ASOR Syrian Heritage Initiative
The American Schools of Oriental Research provides a 6-point update on its Syrian Heritage Initiative, noting that the initiative will be on the agenda of the ASOR annual meeting in San Diego (November 2014) and may have a stand-alone conference at some point in 2015. Full article can be found here.

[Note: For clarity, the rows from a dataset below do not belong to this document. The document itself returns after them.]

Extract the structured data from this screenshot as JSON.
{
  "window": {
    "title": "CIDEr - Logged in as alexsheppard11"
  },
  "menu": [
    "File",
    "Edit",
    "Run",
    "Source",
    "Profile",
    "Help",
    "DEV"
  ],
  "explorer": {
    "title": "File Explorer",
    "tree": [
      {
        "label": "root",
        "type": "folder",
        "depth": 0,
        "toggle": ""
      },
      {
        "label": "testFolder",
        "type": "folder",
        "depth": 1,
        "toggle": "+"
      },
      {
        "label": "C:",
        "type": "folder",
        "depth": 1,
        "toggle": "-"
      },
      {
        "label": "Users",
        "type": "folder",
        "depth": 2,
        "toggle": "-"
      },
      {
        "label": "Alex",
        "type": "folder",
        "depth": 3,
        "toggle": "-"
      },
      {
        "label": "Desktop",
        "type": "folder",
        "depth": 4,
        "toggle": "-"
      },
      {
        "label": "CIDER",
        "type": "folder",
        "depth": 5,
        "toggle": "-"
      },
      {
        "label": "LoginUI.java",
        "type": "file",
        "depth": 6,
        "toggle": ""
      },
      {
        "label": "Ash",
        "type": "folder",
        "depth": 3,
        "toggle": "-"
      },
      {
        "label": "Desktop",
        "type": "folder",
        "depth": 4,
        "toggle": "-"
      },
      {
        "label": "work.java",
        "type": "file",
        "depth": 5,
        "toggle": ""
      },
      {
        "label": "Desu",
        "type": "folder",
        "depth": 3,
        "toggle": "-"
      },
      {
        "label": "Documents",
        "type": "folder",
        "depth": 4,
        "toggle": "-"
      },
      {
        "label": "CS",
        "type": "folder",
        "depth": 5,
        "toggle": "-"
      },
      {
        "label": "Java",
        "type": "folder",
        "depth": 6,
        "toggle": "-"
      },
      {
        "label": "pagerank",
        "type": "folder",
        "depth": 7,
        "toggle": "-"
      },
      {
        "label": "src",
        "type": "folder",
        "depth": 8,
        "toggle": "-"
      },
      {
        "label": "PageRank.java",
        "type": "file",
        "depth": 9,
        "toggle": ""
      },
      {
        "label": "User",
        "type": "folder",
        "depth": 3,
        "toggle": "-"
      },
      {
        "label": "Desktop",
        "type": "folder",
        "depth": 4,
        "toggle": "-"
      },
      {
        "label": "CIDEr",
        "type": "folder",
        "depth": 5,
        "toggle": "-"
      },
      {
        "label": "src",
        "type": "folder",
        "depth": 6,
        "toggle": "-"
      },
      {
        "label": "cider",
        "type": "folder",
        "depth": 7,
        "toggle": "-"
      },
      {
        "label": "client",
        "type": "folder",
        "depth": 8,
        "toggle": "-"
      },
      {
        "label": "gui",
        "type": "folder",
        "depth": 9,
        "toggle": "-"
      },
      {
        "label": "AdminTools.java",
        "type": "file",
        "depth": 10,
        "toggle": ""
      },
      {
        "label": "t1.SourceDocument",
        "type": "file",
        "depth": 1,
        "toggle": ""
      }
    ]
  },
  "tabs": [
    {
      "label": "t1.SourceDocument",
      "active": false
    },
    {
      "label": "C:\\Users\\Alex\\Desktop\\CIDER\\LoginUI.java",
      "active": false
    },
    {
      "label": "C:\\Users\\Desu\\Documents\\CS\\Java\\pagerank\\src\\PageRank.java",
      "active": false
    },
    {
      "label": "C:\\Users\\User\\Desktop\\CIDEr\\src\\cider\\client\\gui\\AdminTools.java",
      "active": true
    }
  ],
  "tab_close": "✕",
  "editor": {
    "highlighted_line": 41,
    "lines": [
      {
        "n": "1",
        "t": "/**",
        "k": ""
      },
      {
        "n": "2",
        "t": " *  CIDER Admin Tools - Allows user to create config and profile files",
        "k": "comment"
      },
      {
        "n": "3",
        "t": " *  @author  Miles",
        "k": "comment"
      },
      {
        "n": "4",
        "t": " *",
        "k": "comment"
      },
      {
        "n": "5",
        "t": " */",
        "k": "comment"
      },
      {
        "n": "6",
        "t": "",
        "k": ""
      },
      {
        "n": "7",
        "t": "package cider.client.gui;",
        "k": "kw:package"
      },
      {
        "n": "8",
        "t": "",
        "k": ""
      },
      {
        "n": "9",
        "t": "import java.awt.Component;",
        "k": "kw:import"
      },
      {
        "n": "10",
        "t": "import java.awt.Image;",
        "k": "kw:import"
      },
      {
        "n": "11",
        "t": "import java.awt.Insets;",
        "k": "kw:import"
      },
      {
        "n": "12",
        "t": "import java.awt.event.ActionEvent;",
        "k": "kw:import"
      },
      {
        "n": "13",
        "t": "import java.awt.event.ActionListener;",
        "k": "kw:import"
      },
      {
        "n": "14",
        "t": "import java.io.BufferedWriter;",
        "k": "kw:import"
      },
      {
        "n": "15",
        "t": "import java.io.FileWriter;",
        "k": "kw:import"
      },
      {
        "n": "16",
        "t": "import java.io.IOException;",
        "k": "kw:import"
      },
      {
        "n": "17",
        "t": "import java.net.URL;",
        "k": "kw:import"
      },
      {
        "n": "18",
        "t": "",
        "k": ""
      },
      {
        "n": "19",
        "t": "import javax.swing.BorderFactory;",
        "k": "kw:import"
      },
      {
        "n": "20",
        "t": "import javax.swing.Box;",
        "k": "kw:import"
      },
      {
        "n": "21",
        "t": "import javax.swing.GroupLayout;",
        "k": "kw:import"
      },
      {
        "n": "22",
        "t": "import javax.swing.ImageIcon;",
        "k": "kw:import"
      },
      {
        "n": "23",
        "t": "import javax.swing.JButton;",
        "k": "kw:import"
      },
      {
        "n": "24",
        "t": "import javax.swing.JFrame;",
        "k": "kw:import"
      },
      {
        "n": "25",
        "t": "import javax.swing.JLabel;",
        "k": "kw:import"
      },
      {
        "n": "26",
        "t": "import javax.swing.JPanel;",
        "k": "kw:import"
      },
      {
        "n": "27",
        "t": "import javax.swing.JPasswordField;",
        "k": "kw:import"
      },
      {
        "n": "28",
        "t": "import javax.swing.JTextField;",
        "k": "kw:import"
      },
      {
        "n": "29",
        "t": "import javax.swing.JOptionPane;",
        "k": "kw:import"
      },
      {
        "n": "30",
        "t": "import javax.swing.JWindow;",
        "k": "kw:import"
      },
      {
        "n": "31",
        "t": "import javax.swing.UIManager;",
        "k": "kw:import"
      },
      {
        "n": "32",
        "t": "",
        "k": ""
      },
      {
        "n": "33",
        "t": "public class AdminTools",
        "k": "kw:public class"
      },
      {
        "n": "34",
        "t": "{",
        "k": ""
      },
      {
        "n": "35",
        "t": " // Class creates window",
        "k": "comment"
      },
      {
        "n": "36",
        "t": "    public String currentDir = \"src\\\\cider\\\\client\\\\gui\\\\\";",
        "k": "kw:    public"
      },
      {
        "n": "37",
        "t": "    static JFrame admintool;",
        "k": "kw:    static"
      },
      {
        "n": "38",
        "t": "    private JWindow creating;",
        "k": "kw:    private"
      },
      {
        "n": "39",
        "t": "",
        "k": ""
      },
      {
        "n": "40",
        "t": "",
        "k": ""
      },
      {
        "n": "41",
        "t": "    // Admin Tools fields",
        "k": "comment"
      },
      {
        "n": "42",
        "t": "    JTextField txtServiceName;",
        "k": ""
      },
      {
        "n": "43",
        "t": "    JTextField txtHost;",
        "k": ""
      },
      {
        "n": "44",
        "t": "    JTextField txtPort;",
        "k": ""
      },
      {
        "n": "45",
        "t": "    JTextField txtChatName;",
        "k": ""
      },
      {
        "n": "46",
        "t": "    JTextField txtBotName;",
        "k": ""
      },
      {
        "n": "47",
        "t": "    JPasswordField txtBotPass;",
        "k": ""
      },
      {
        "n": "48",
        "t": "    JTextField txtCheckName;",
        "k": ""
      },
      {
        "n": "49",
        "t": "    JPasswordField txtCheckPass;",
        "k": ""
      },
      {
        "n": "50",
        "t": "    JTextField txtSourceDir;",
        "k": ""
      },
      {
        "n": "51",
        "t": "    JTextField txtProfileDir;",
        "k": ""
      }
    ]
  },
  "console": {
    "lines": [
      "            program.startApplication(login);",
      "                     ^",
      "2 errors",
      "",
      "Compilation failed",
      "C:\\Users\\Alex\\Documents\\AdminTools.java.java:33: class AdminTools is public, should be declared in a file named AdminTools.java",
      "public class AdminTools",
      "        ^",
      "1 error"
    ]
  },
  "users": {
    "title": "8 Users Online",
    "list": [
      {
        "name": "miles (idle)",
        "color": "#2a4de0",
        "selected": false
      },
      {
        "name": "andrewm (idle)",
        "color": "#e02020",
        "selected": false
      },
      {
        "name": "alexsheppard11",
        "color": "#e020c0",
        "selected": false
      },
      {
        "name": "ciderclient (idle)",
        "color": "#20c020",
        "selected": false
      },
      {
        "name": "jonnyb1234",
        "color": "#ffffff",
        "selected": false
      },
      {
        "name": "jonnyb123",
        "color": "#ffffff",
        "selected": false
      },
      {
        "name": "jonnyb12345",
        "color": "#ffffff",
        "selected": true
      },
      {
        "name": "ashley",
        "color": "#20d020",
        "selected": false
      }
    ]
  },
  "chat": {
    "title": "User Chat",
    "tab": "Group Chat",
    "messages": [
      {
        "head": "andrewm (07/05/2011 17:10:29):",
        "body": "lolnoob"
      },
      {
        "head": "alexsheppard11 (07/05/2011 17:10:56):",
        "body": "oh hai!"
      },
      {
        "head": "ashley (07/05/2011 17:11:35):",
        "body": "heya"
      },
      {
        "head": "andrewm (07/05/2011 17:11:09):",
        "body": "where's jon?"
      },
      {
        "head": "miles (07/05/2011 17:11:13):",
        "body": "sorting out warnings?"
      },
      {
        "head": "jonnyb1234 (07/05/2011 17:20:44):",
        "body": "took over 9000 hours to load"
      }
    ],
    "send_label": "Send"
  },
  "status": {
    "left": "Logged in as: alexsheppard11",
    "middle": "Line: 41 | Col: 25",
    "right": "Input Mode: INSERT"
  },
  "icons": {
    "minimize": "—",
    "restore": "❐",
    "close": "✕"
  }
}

The Wall Street Journal ran ‘Syria’s “Blood Diamonds:” A Nation’s War on Culture’ (8 September 2014) by Christian C. Sahner. The article discusses how ‘The nation’s heritage has been used as a weapon to finance bloodshed, to settle sectarian scores and to erase entire chapters of the country’s past in the expectation of radically reshaping its future.’ Sahner has a book coming out with OUP this month called Among the Ruins: Syria Past and Present.
The International Business Times (September 4, 2014), covers the benefit IS receives from its looting activities. It observes that ‘the Islamic State is funding its jihad by plundering historical artifacts in Syria and Iraq’. The full article is here.
National Geographic, ‘Archaeologists train ‘Monuments Men’ to save Syria’s Past’ (September 3, 2014), leads with a discussion of the terrible damage to Dura Europos. Dr. Simon James, who previously worked at Dura, says that ‘the looters were bankrolled to a massive extent to do something like this’ referring to the ‘lunar landscape of spoil heaps’. The article reports on the workshop in Turkey also discussed by the NYT (below).
The New York Times has a story entitled “ISIS’ Antiquities Sideline” (September 2, 2014) written by three US-based academics who have recently trained museum staff in techniques to document and protect Syria’s heritage. They report that ISIS’ involvement in the illicit trade in antiquities is ‘more complex and insidious than we expected’, ranging from the encouragement of casual looting to the licensing of ‘semiprofessional field crews’ from Iraq. The authors conclude that ‘ISIS has caused irreparable damage to Syria’s cultural heritage.’